§ **Problem to work on**
Match the word "centralizadora". Return each line of the data below where it appears.

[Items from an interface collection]
********************

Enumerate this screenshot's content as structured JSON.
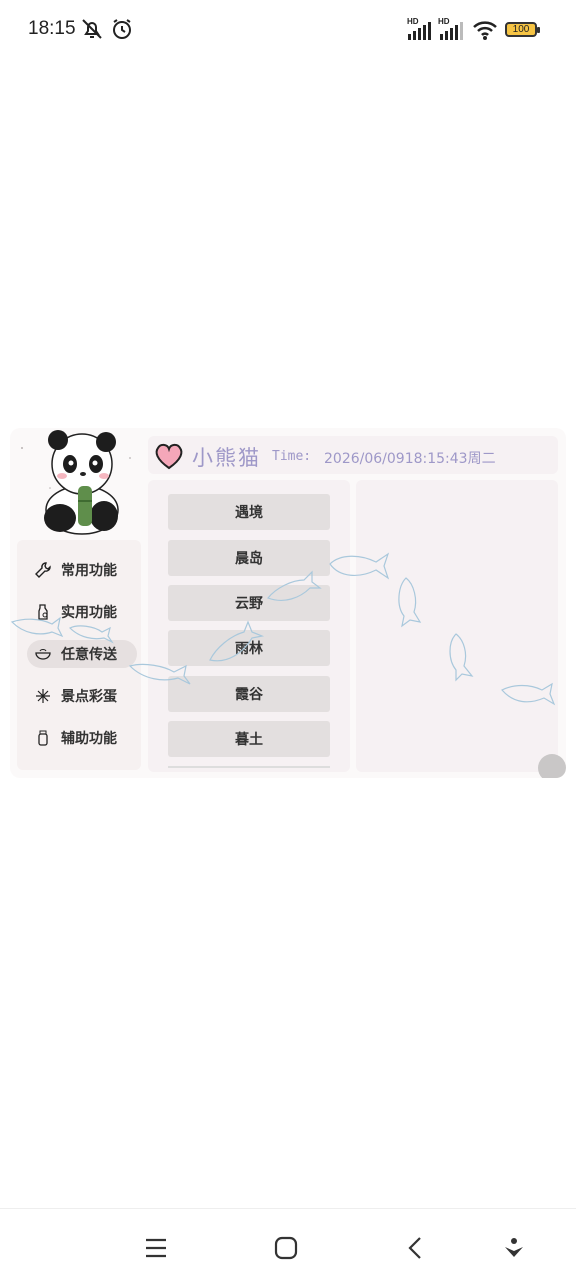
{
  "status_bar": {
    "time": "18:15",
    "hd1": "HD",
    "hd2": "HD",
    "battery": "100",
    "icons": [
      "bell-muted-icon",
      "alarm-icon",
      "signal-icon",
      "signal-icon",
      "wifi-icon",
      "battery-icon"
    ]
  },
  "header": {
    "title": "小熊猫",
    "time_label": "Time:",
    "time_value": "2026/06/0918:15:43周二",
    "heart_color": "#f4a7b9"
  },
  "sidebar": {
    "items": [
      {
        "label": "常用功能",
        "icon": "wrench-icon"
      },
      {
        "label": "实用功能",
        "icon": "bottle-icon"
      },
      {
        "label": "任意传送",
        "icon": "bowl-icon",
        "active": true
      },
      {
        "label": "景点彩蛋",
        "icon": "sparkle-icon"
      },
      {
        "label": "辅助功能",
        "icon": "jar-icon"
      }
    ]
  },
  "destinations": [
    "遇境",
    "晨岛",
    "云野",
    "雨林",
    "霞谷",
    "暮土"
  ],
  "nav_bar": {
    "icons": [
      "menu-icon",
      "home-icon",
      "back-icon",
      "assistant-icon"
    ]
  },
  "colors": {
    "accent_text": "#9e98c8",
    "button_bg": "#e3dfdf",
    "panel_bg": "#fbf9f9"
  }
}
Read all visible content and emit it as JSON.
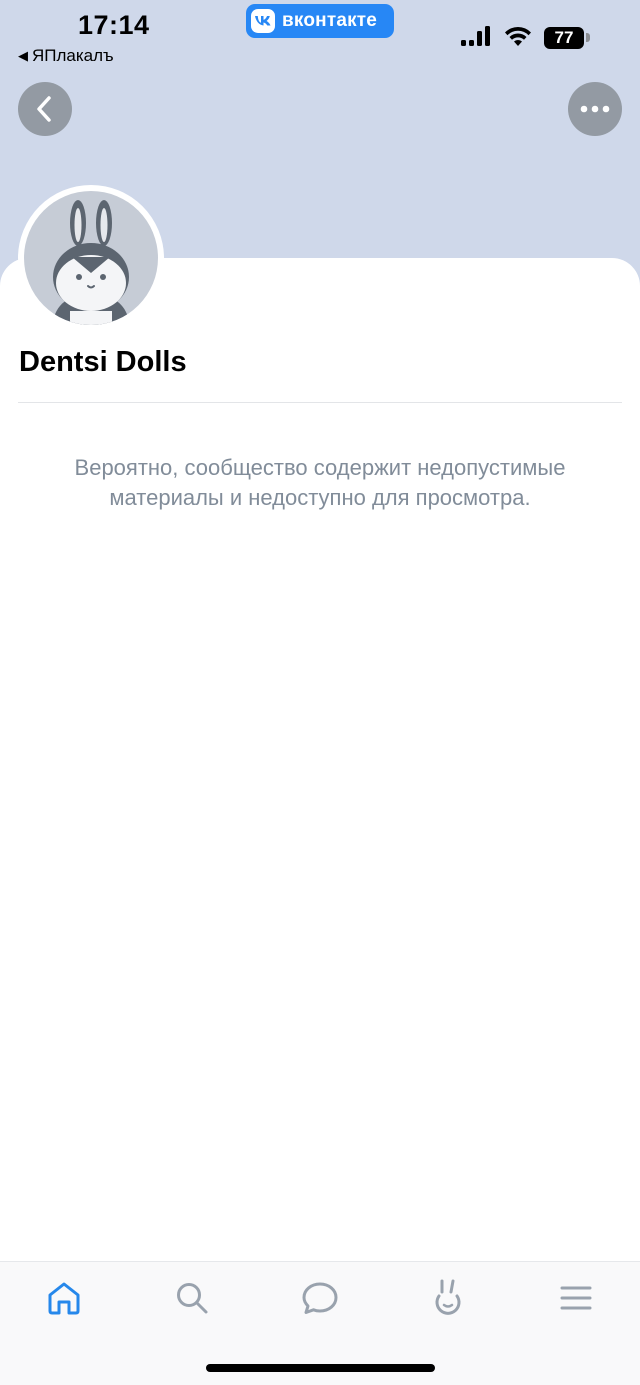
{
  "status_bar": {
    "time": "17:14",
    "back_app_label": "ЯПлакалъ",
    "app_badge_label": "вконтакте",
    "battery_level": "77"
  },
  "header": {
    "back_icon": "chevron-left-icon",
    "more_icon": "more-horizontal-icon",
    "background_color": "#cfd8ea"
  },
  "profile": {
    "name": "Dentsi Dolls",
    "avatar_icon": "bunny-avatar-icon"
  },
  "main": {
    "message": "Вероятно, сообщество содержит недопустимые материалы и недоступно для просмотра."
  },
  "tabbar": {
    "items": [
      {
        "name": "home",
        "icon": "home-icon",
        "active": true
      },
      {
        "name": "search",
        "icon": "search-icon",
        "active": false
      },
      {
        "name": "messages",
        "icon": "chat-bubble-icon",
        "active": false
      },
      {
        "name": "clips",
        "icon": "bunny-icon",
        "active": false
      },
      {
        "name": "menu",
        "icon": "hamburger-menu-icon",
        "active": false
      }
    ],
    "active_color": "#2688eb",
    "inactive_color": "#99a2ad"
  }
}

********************

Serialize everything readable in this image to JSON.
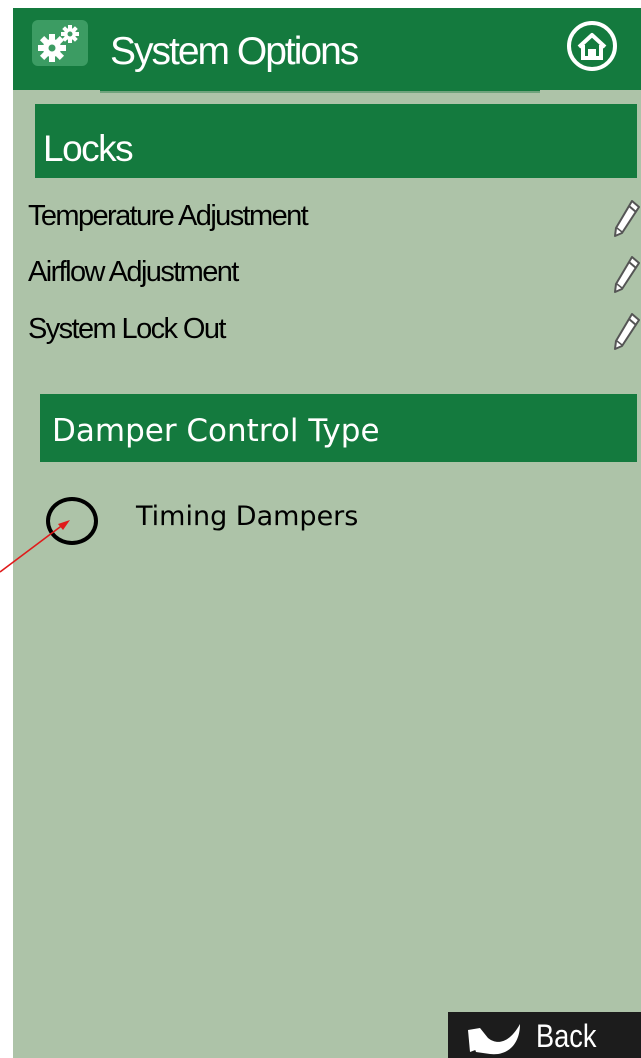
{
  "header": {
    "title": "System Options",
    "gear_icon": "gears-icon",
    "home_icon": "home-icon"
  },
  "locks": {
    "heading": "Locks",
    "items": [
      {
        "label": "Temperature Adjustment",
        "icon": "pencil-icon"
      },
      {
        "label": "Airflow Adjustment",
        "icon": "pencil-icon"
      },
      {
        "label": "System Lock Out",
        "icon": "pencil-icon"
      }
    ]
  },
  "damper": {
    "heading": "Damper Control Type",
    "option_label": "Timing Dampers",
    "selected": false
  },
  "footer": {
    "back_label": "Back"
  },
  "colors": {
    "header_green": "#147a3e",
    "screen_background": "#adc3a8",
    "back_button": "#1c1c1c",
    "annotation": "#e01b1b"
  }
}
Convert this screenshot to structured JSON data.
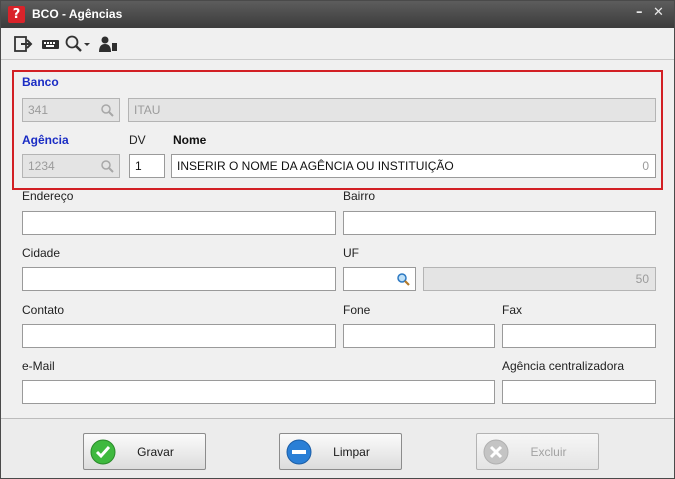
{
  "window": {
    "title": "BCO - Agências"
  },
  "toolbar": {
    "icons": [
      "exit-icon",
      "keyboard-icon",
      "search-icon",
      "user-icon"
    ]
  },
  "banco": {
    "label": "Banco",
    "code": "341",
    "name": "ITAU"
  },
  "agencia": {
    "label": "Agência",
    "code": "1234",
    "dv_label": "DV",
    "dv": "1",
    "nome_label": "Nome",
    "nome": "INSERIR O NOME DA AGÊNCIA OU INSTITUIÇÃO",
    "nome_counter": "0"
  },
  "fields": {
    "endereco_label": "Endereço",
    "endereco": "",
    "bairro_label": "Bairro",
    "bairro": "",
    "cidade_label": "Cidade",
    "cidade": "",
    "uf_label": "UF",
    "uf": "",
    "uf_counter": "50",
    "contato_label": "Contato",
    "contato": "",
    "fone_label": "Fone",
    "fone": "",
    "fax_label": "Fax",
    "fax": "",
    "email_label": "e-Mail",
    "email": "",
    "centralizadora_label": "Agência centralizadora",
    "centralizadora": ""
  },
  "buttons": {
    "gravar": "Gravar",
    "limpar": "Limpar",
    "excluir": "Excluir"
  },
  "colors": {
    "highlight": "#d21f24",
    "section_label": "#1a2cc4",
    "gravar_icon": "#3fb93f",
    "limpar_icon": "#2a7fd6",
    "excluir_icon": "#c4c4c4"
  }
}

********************

§ **Solved problem**
    "centralizadora_label": "Agência centralizadora",
    "centralizadora": ""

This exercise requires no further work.